Everyday Ways to Reduce Your Plastic Consumption

Let’s talk plastic.

Whether we’re talking about environmental sustainability or our health, there’s one thing for certain: plastic is harmful, wasteful and toxic. The chemicals found in plastic can cause serious health issues that impact our wellbeing. And while many of us recycle, the truth is, plastic never breaks down. It’s estimated that by 2050 there will be more plastic than fish in the oceans.

Yet, with all the information available to us, everything we find is still wrapped and packaged in plastic. Just walk into a supermarket and go for a browse–everything from our food to our personal care products such as our toothbrushes, deodorants and shampoos come in packaged in plastic. Don’t even get me started on single-use straws.

But here’s what I have found out over the last few years as I have tried my best to live a plastic-free and zero-waste lifestyle: first, almost everything that comes in plastic has a plastic-free alternative. Second, by refusing plastic packaging, I have avoided a lot of toxins. It comes with its challenges at first, but once you learn the tricks and prepare for your shopping, you begin to see everything in a different light. Here are some of the objects I have replaced that have helped me seriously reduce my plastic consumption to get you started.

1. Personal care items
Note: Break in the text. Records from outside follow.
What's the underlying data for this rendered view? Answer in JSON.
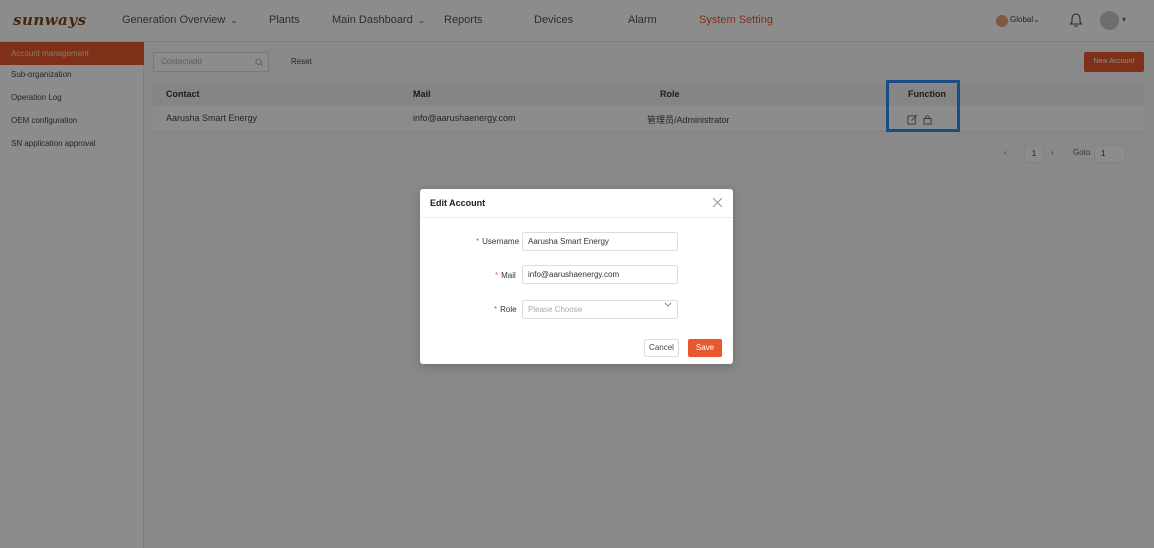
{
  "brand": {
    "logo_text": "sunways"
  },
  "nav": {
    "items": [
      {
        "label": "Generation Overview",
        "dropdown": true
      },
      {
        "label": "Plants",
        "dropdown": false
      },
      {
        "label": "Main Dashboard",
        "dropdown": true
      },
      {
        "label": "Reports",
        "dropdown": false
      },
      {
        "label": "Devices",
        "dropdown": false
      },
      {
        "label": "Alarm",
        "dropdown": false
      },
      {
        "label": "System Setting",
        "dropdown": false,
        "active": true
      }
    ],
    "language_label": "Global",
    "chevron": "⌄",
    "caret": "▾"
  },
  "sidebar": {
    "items": [
      {
        "label": "Account management",
        "active": true
      },
      {
        "label": "Sub-organization"
      },
      {
        "label": "Operation Log"
      },
      {
        "label": "OEM configuration"
      },
      {
        "label": "SN application approval"
      }
    ]
  },
  "toolbar": {
    "search_placeholder": "Contactadd",
    "reset_label": "Reset",
    "new_account_label": "New Account"
  },
  "table": {
    "columns": [
      "Contact",
      "Mail",
      "Role",
      "Function"
    ],
    "rows": [
      {
        "contact": "Aarusha Smart Energy",
        "mail": "info@aarushaenergy.com",
        "role": "管理员/Administrator"
      }
    ]
  },
  "pagination": {
    "prev": "‹",
    "next": "›",
    "current_page": "1",
    "goto_label": "Goto",
    "goto_value": "1"
  },
  "modal": {
    "title": "Edit Account",
    "required_mark": "*",
    "fields": {
      "username": {
        "label": "Username",
        "value": "Aarusha Smart Energy"
      },
      "mail": {
        "label": "Mail",
        "value": "info@aarushaenergy.com"
      },
      "role": {
        "label": "Role",
        "placeholder": "Please Choose"
      }
    },
    "cancel_label": "Cancel",
    "save_label": "Save"
  },
  "colors": {
    "accent": "#e8582e",
    "highlight": "#2d8ff0"
  },
  "icons": {
    "search": "search-icon",
    "bell": "bell-icon",
    "edit": "edit-icon",
    "lock": "lock-icon",
    "close": "close-icon"
  }
}
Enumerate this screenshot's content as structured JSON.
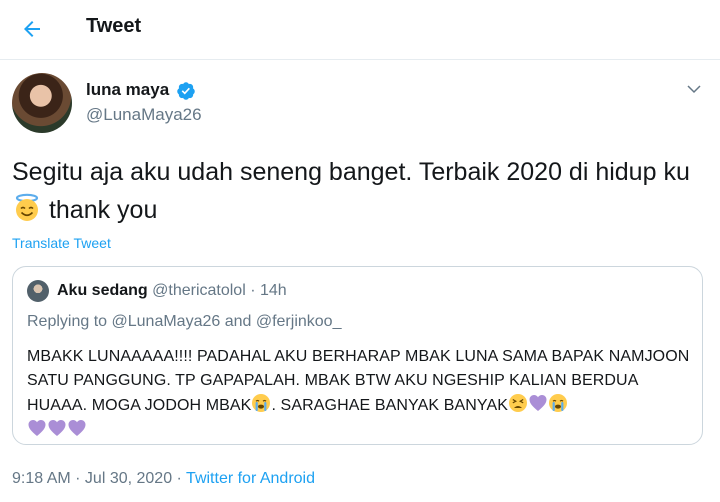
{
  "header": {
    "back_icon": "arrow-left-icon",
    "title": "Tweet",
    "accent": "#1da1f2"
  },
  "tweet": {
    "author_name": "luna maya",
    "verified_icon": "verified-badge-icon",
    "handle": "@LunaMaya26",
    "more_icon": "chevron-down-icon",
    "text_part1": "Segitu aja aku udah seneng banget. Terbaik 2020 di hidup ku",
    "emoji1": "smiling-face-with-halo-icon",
    "text_part2": " thank you",
    "translate_label": "Translate Tweet"
  },
  "quote": {
    "name": "Aku sedang",
    "handle": "@thericatolol",
    "separator": " · ",
    "time": "14h",
    "reply_prefix": "Replying to ",
    "reply_to": "@LunaMaya26 and @ferjinkoo_",
    "text_part1": "MBAKK LUNAAAAA!!!! PADAHAL AKU BERHARAP MBAK LUNA SAMA BAPAK NAMJOON SATU PANGGUNG. TP GAPAPALAH. MBAK BTW AKU NGESHIP KALIAN BERDUA HUAAA. MOGA JODOH MBAK",
    "emoji_crying": "loudly-crying-face-icon",
    "text_part2": ". SARAGHAE BANYAK BANYAK",
    "emoji_tired": "tired-face-icon",
    "emoji_heart": "purple-heart-icon"
  },
  "footer": {
    "time": "9:18 AM",
    "separator": " · ",
    "date": "Jul 30, 2020",
    "source": "Twitter for Android"
  }
}
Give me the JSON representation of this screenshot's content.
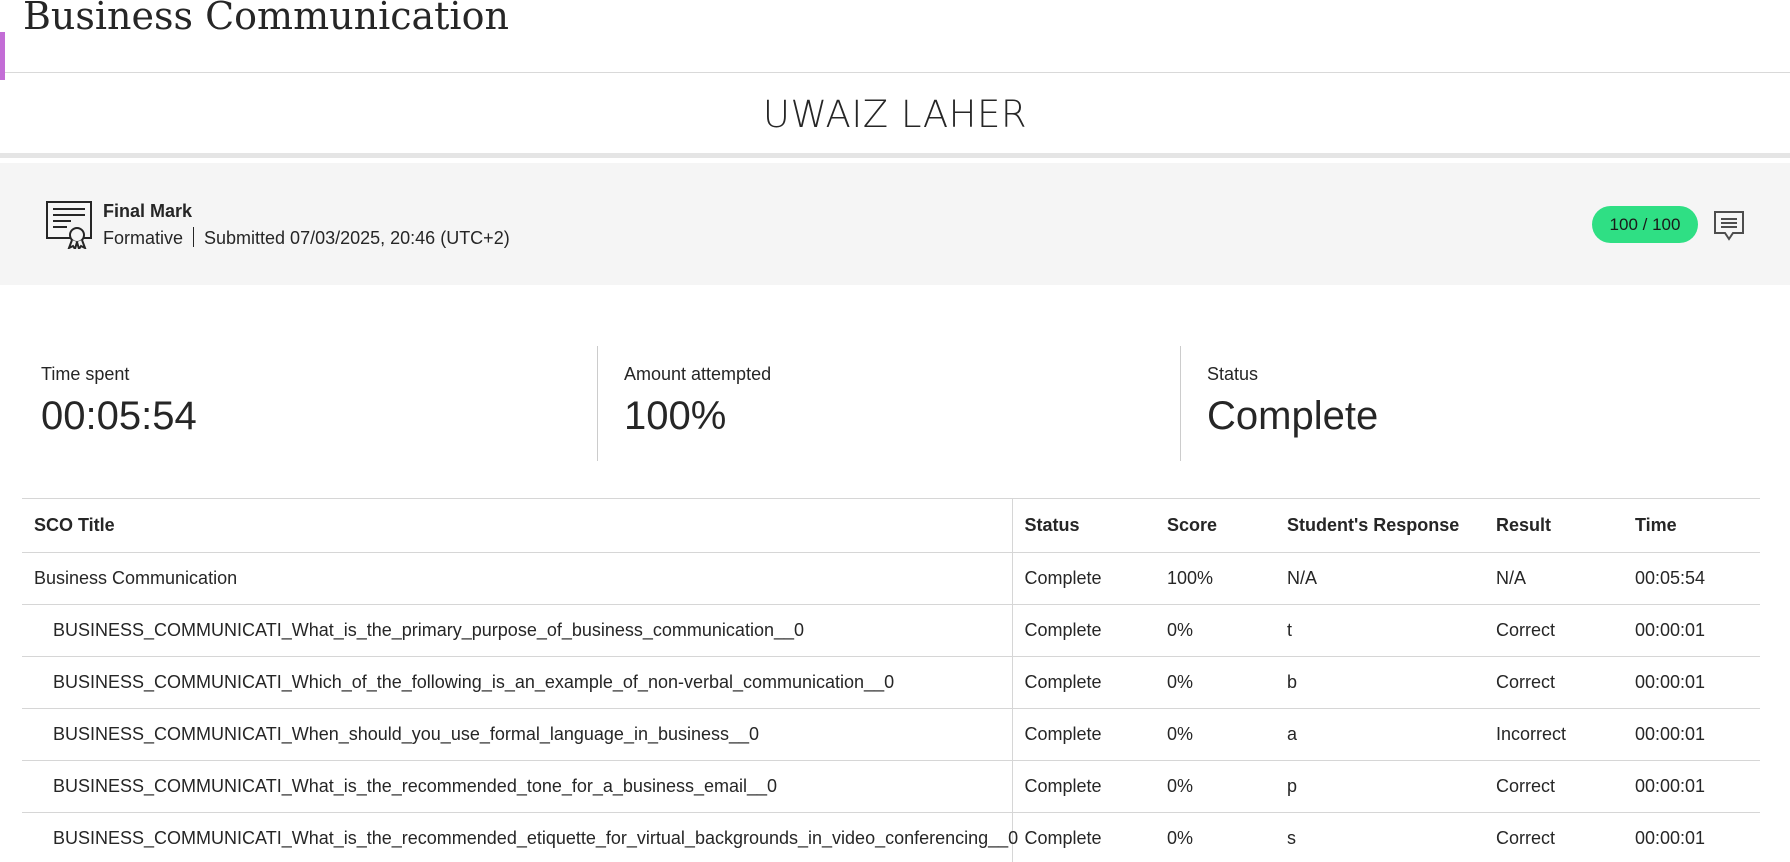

Avoiding plastic has meant that my hair, skin and overall health have improved. In addition to the toxicity of plastic packaging itself, you’ll find that when you do find zero-waste and package-free options it often means finding natural and organic products.

Think about the simple everyday objects you use. Go to your bathroom and have a look. What if you replaced your plastic toothbrush with a bamboo one instead? You’ll probably find that your shampoo and soaps are all packaged in plastic. How about old-school shampoo bars and soaps with ingredients you can trust. Ladies, disposable pads and tampons are filled with toxins that are harmful for your health. What if we made a switch to menstrual cups or reusable pads? Our bodies will thank us for it.

2. The food you eat


Food is another area that is very plastic heavy. Avoiding plastic will mean eating more unpackaged foods, which means rarely finding package-free produce in a big supermarket. Instead, the best thing about going plastic-free is that it encourages you to visit your local shops or farmers’ markets where food is seasonal, often organic, grown at home and unpackaged.

Eating package-free also means making healthier food choices. It means making your own food from scratch and being in control of the amount of sugar and sodium that you consume. One of the best ways is to buy food in bulk by taking your own cotton bags or glass jars.

3. Things on the go


Most of us live busy and on-the-go lives. I get it. You have a few minutes to get that morning coffee to start your day. With a little bit of planning, you can seriously avoid disposables and plastic waste. Why not start with investing in a quality travel mug and a reusable water bottle? If you’re interested in learning more about how I keep it zero-waste on the go, then check out this.

We hold the power when it comes to sustainability and the health of our planet and oceans. Don’t let anyone tell you that your daily choices don’t matter. They do – for better or for worse. Which one is it going to be?